*** Opening of INPUT RECORDS ***
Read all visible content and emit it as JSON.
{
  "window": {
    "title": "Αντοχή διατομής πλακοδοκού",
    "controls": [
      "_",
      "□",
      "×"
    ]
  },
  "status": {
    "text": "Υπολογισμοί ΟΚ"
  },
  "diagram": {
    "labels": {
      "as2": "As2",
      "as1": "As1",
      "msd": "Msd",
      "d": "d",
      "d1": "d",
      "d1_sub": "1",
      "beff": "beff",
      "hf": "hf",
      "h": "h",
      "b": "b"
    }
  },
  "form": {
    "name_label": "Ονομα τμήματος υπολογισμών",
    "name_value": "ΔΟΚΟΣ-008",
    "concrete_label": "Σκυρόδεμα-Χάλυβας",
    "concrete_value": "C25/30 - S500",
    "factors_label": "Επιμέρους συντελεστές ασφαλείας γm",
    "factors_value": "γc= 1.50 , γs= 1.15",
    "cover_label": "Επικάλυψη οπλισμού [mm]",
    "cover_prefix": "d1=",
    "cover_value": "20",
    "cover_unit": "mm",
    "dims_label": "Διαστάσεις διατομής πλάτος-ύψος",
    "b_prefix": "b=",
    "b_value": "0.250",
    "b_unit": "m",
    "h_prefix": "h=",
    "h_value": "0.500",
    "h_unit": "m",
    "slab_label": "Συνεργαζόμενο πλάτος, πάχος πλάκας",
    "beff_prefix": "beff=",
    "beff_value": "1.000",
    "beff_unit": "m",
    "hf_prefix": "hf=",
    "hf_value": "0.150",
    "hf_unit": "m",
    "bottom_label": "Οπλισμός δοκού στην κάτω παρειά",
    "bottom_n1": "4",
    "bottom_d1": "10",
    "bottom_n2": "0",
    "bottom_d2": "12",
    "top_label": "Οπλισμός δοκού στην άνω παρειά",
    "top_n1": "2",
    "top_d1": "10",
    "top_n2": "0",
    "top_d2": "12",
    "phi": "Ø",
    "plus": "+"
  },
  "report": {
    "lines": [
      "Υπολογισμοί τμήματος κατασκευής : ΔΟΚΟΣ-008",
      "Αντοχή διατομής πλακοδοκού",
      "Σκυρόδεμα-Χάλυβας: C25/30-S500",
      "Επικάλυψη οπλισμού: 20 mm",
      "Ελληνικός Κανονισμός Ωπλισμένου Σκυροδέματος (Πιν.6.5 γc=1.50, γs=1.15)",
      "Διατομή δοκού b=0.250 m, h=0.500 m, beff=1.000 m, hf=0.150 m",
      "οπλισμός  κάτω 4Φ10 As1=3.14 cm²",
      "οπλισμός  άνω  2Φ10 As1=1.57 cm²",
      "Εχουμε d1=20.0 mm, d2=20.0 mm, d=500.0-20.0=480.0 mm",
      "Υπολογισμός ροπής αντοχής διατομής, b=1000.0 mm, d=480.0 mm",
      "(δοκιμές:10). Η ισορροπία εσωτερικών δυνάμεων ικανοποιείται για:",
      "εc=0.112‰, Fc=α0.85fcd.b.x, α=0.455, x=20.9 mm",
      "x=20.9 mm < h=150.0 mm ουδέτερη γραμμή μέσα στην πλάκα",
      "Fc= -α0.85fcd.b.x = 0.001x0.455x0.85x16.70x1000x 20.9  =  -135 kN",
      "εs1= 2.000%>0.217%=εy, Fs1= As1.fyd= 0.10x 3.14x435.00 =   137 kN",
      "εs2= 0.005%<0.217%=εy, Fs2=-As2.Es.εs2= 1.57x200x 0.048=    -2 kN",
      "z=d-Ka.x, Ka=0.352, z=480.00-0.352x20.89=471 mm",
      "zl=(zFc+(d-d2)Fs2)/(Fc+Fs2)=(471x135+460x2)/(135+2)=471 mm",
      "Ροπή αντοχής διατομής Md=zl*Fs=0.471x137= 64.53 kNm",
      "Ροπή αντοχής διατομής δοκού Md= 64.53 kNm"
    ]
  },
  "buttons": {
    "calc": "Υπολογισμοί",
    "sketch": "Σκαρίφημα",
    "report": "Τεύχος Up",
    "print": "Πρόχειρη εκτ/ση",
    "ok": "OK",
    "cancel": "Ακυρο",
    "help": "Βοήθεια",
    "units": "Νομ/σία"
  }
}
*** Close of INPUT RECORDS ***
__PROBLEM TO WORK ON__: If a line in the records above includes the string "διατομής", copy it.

__WRITTEN RESPONSE__:
    "title": "Αντοχή διατομής πλακοδοκού",
    "dims_label": "Διαστάσεις διατομής πλάτος-ύψος",
      "Αντοχή διατομής πλακοδοκού",
      "Υπολογισμός ροπής αντοχής διατομής, b=1000.0 mm, d=480.0 mm",
      "Ροπή αντοχής διατομής Md=zl*Fs=0.471x137= 64.53 kNm",
      "Ροπή αντοχής διατομής δοκού Md= 64.53 kNm"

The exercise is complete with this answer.